### Interface dataset entries
.....

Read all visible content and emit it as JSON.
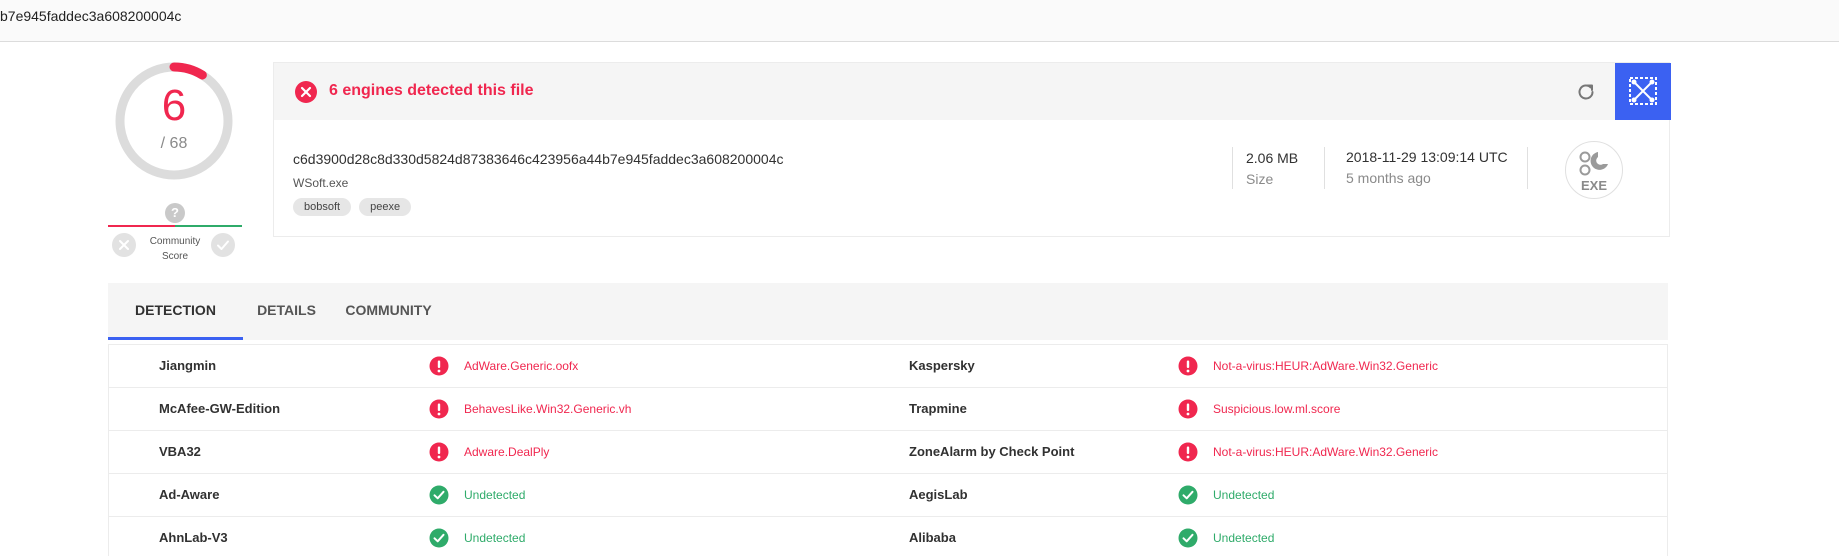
{
  "browser": {
    "url": "b7e945faddec3a608200004c"
  },
  "score": {
    "detected": "6",
    "total": "/ 68",
    "detected_fraction": 0.088
  },
  "community": {
    "help": "?",
    "label": "Community Score"
  },
  "file": {
    "alert": "6 engines detected this file",
    "hash": "c6d3900d28c8d330d5824d87383646c423956a44b7e945faddec3a608200004c",
    "name": "WSoft.exe",
    "tags": [
      "bobsoft",
      "peexe"
    ],
    "size_value": "2.06 MB",
    "size_label": "Size",
    "date_value": "2018-11-29 13:09:14 UTC",
    "date_relative": "5 months ago",
    "type_label": "EXE"
  },
  "tabs": [
    {
      "label": "DETECTION",
      "active": true
    },
    {
      "label": "DETAILS",
      "active": false
    },
    {
      "label": "COMMUNITY",
      "active": false
    }
  ],
  "detections": [
    {
      "left": {
        "engine": "Jiangmin",
        "result": "AdWare.Generic.oofx",
        "status": "malicious"
      },
      "right": {
        "engine": "Kaspersky",
        "result": "Not-a-virus:HEUR:AdWare.Win32.Generic",
        "status": "malicious"
      }
    },
    {
      "left": {
        "engine": "McAfee-GW-Edition",
        "result": "BehavesLike.Win32.Generic.vh",
        "status": "malicious"
      },
      "right": {
        "engine": "Trapmine",
        "result": "Suspicious.low.ml.score",
        "status": "malicious"
      }
    },
    {
      "left": {
        "engine": "VBA32",
        "result": "Adware.DealPly",
        "status": "malicious"
      },
      "right": {
        "engine": "ZoneAlarm by Check Point",
        "result": "Not-a-virus:HEUR:AdWare.Win32.Generic",
        "status": "malicious"
      }
    },
    {
      "left": {
        "engine": "Ad-Aware",
        "result": "Undetected",
        "status": "clean"
      },
      "right": {
        "engine": "AegisLab",
        "result": "Undetected",
        "status": "clean"
      }
    },
    {
      "left": {
        "engine": "AhnLab-V3",
        "result": "Undetected",
        "status": "clean"
      },
      "right": {
        "engine": "Alibaba",
        "result": "Undetected",
        "status": "clean"
      }
    }
  ],
  "colors": {
    "malicious": "#f0274f",
    "clean": "#2fab6a",
    "accent": "#3b61f2"
  }
}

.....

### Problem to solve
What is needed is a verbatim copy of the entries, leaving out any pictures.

### Reply
Read all visible content and emit it as JSON.
{
  "browser": {
    "url": "b7e945faddec3a608200004c"
  },
  "score": {
    "detected": "6",
    "total": "/ 68",
    "detected_fraction": 0.088
  },
  "community": {
    "help": "?",
    "label": "Community Score"
  },
  "file": {
    "alert": "6 engines detected this file",
    "hash": "c6d3900d28c8d330d5824d87383646c423956a44b7e945faddec3a608200004c",
    "name": "WSoft.exe",
    "tags": [
      "bobsoft",
      "peexe"
    ],
    "size_value": "2.06 MB",
    "size_label": "Size",
    "date_value": "2018-11-29 13:09:14 UTC",
    "date_relative": "5 months ago",
    "type_label": "EXE"
  },
  "tabs": [
    {
      "label": "DETECTION",
      "active": true
    },
    {
      "label": "DETAILS",
      "active": false
    },
    {
      "label": "COMMUNITY",
      "active": false
    }
  ],
  "detections": [
    {
      "left": {
        "engine": "Jiangmin",
        "result": "AdWare.Generic.oofx",
        "status": "malicious"
      },
      "right": {
        "engine": "Kaspersky",
        "result": "Not-a-virus:HEUR:AdWare.Win32.Generic",
        "status": "malicious"
      }
    },
    {
      "left": {
        "engine": "McAfee-GW-Edition",
        "result": "BehavesLike.Win32.Generic.vh",
        "status": "malicious"
      },
      "right": {
        "engine": "Trapmine",
        "result": "Suspicious.low.ml.score",
        "status": "malicious"
      }
    },
    {
      "left": {
        "engine": "VBA32",
        "result": "Adware.DealPly",
        "status": "malicious"
      },
      "right": {
        "engine": "ZoneAlarm by Check Point",
        "result": "Not-a-virus:HEUR:AdWare.Win32.Generic",
        "status": "malicious"
      }
    },
    {
      "left": {
        "engine": "Ad-Aware",
        "result": "Undetected",
        "status": "clean"
      },
      "right": {
        "engine": "AegisLab",
        "result": "Undetected",
        "status": "clean"
      }
    },
    {
      "left": {
        "engine": "AhnLab-V3",
        "result": "Undetected",
        "status": "clean"
      },
      "right": {
        "engine": "Alibaba",
        "result": "Undetected",
        "status": "clean"
      }
    }
  ],
  "colors": {
    "malicious": "#f0274f",
    "clean": "#2fab6a",
    "accent": "#3b61f2"
  }
}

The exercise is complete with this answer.